** Given data follows **

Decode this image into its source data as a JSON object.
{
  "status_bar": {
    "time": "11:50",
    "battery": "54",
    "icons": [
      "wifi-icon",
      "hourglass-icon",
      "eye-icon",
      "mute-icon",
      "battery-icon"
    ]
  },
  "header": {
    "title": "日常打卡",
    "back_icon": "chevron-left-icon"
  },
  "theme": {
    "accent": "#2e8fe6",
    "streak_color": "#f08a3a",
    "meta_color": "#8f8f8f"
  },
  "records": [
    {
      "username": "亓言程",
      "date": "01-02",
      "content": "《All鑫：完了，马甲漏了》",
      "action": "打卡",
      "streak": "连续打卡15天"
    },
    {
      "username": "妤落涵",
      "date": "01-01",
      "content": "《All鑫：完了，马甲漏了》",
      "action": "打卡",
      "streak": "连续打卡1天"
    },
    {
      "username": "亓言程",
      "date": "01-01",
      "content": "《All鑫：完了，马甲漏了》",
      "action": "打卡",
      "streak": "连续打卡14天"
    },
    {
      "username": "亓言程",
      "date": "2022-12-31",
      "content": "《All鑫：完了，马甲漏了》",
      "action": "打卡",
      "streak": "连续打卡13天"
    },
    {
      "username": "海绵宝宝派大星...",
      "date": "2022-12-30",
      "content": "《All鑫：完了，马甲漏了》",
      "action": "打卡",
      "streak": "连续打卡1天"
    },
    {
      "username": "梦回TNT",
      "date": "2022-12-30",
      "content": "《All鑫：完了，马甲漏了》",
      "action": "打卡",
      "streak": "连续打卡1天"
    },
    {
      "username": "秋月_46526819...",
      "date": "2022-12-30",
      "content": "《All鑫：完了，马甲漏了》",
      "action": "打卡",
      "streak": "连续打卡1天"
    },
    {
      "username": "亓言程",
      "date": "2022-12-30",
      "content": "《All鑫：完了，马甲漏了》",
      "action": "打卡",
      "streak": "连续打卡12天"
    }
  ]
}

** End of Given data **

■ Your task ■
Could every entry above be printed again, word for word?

■ Written response ■
Decode this image into its source data as a JSON object.
{
  "status_bar": {
    "time": "11:50",
    "battery": "54",
    "icons": [
      "wifi-icon",
      "hourglass-icon",
      "eye-icon",
      "mute-icon",
      "battery-icon"
    ]
  },
  "header": {
    "title": "日常打卡",
    "back_icon": "chevron-left-icon"
  },
  "theme": {
    "accent": "#2e8fe6",
    "streak_color": "#f08a3a",
    "meta_color": "#8f8f8f"
  },
  "records": [
    {
      "username": "亓言程",
      "date": "01-02",
      "content": "《All鑫：完了，马甲漏了》",
      "action": "打卡",
      "streak": "连续打卡15天"
    },
    {
      "username": "妤落涵",
      "date": "01-01",
      "content": "《All鑫：完了，马甲漏了》",
      "action": "打卡",
      "streak": "连续打卡1天"
    },
    {
      "username": "亓言程",
      "date": "01-01",
      "content": "《All鑫：完了，马甲漏了》",
      "action": "打卡",
      "streak": "连续打卡14天"
    },
    {
      "username": "亓言程",
      "date": "2022-12-31",
      "content": "《All鑫：完了，马甲漏了》",
      "action": "打卡",
      "streak": "连续打卡13天"
    },
    {
      "username": "海绵宝宝派大星...",
      "date": "2022-12-30",
      "content": "《All鑫：完了，马甲漏了》",
      "action": "打卡",
      "streak": "连续打卡1天"
    },
    {
      "username": "梦回TNT",
      "date": "2022-12-30",
      "content": "《All鑫：完了，马甲漏了》",
      "action": "打卡",
      "streak": "连续打卡1天"
    },
    {
      "username": "秋月_46526819...",
      "date": "2022-12-30",
      "content": "《All鑫：完了，马甲漏了》",
      "action": "打卡",
      "streak": "连续打卡1天"
    },
    {
      "username": "亓言程",
      "date": "2022-12-30",
      "content": "《All鑫：完了，马甲漏了》",
      "action": "打卡",
      "streak": "连续打卡12天"
    }
  ]
}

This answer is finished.